-- Work task --
Look through the entries below and say how many lines contain the string "symbol". Give the number only.

-- Source data --
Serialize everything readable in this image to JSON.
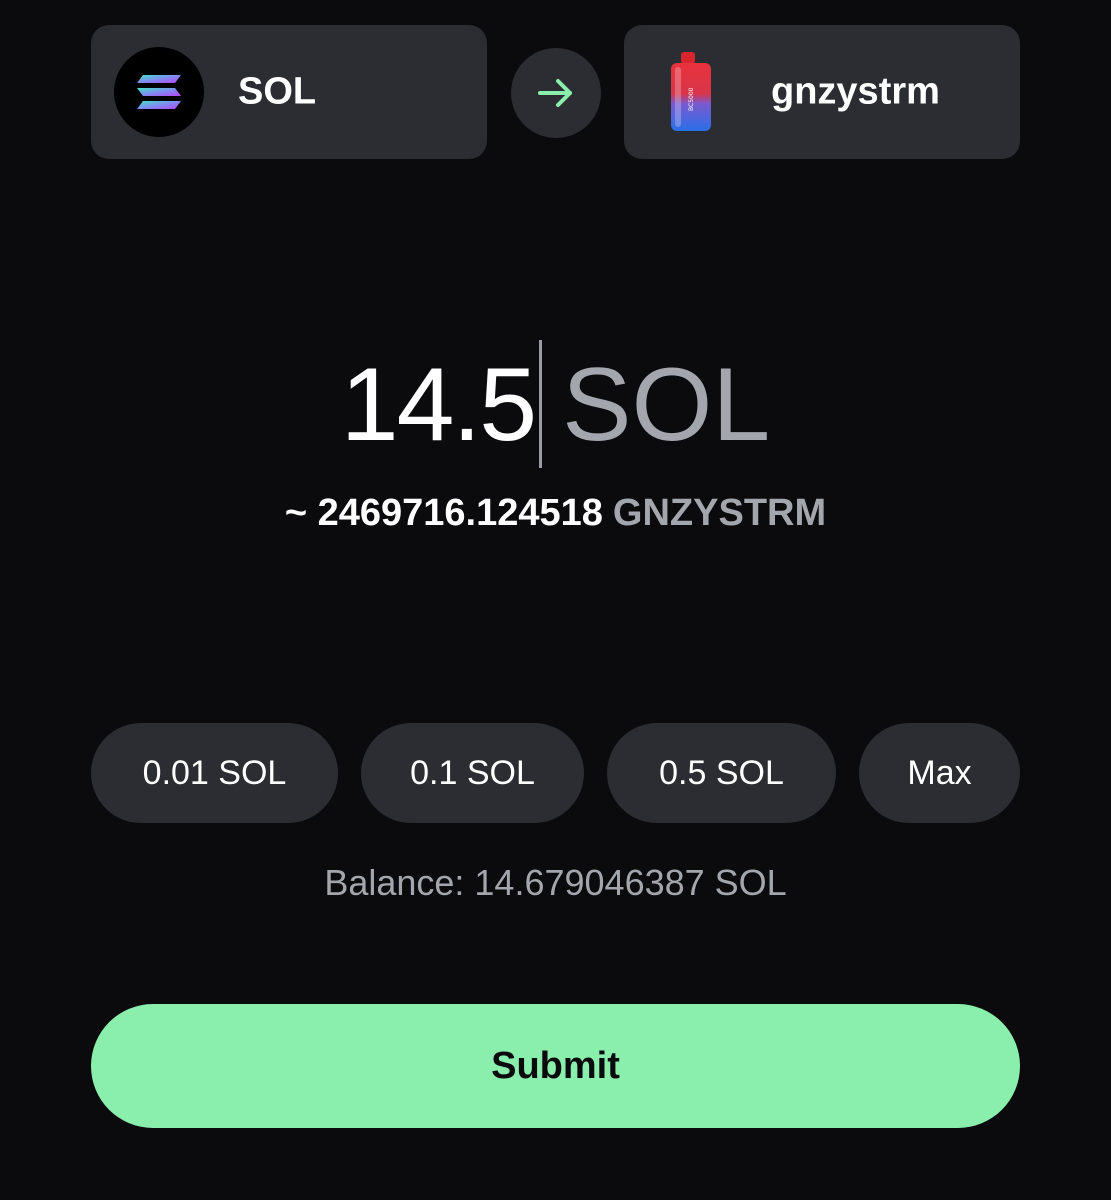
{
  "colors": {
    "background": "#0b0b0d",
    "card": "#2b2d33",
    "accent": "#8aefad",
    "muted_text": "#a4a6ad"
  },
  "from_token": {
    "symbol": "SOL",
    "icon": "solana-logo-icon"
  },
  "swap_direction_icon": "arrow-right-icon",
  "to_token": {
    "symbol": "gnzystrm",
    "icon": "vape-device-icon",
    "device_text": "BC5000"
  },
  "amount": {
    "value": "14.5",
    "unit": "SOL"
  },
  "estimate": {
    "prefix": "~",
    "value": "2469716.124518",
    "symbol": "GNZYSTRM"
  },
  "presets": [
    {
      "label": "0.01 SOL"
    },
    {
      "label": "0.1 SOL"
    },
    {
      "label": "0.5 SOL"
    },
    {
      "label": "Max"
    }
  ],
  "balance": {
    "text": "Balance: 14.679046387 SOL"
  },
  "submit": {
    "label": "Submit"
  }
}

-- Output --
3